• Your assignment
Using the data below, copy every line that contains the word "title".

• Materials provided
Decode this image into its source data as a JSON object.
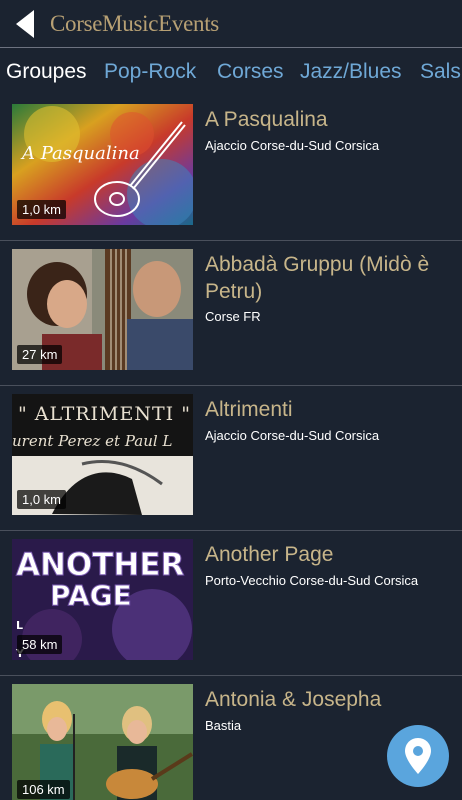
{
  "header": {
    "logo_text": "CorseMusicEvents",
    "back_icon": "back-arrow-icon"
  },
  "tabs": [
    {
      "label": "Groupes",
      "active": true
    },
    {
      "label": "Pop-Rock",
      "active": false
    },
    {
      "label": "Corses",
      "active": false
    },
    {
      "label": "Jazz/Blues",
      "active": false
    },
    {
      "label": "Sals",
      "active": false
    }
  ],
  "list": [
    {
      "title": "A Pasqualina",
      "location": "Ajaccio Corse-du-Sud Corsica",
      "distance": "1,0 km",
      "image_text": "A Pasqualina"
    },
    {
      "title": "Abbadà Gruppu (Midò è Petru)",
      "location": "Corse FR",
      "distance": "27 km"
    },
    {
      "title": "Altrimenti",
      "location": "Ajaccio Corse-du-Sud Corsica",
      "distance": "1,0 km",
      "image_text": "\" ALTRIMENTI \"",
      "image_subtext": "urent Perez et Paul L"
    },
    {
      "title": "Another Page",
      "location": "Porto-Vecchio Corse-du-Sud Corsica",
      "distance": "58 km",
      "image_text": "ANOTHER",
      "image_text2": "PAGE",
      "image_side": "L\nY"
    },
    {
      "title": "Antonia & Josepha",
      "location": "Bastia",
      "distance": "106 km"
    }
  ],
  "map_button": {
    "icon": "map-pin-icon"
  },
  "colors": {
    "background": "#1b2330",
    "title": "#c7b58a",
    "tab_link": "#6fa8d6",
    "fab": "#5aa5dd"
  }
}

• Reply to the exercise
      "title": "A Pasqualina",
      "title": "Abbadà Gruppu (Midò è Petru)",
      "title": "Altrimenti",
      "title": "Another Page",
      "title": "Antonia & Josepha",
    "title": "#c7b58a",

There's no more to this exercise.